:: Task description ::
Your answer is a copy of every line in the records where "selected" appears.

:: Source information ::
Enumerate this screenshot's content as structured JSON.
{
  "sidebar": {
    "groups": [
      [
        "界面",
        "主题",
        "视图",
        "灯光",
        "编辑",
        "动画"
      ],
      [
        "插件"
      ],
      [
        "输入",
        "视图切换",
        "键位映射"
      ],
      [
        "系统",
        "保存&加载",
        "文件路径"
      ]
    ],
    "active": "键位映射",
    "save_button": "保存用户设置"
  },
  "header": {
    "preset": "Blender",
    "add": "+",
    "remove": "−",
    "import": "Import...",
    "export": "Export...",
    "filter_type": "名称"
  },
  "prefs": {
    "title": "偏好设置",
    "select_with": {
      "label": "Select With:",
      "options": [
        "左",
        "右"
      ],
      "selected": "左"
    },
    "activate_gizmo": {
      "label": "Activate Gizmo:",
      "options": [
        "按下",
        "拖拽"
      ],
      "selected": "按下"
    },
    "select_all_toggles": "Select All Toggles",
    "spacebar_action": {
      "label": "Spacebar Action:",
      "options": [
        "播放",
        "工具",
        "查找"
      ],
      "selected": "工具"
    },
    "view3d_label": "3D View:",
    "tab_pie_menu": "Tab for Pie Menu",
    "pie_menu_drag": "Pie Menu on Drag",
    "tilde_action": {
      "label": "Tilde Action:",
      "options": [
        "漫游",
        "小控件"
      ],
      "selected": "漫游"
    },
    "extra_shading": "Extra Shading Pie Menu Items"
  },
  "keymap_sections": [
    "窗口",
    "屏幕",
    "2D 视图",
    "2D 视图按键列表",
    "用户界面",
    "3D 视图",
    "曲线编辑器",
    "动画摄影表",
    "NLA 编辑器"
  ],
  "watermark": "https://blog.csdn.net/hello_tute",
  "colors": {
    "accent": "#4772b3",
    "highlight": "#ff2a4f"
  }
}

:: Solution to this problem ::
      "selected": "左"
      "selected": "按下"
      "selected": "工具"
      "selected": "漫游"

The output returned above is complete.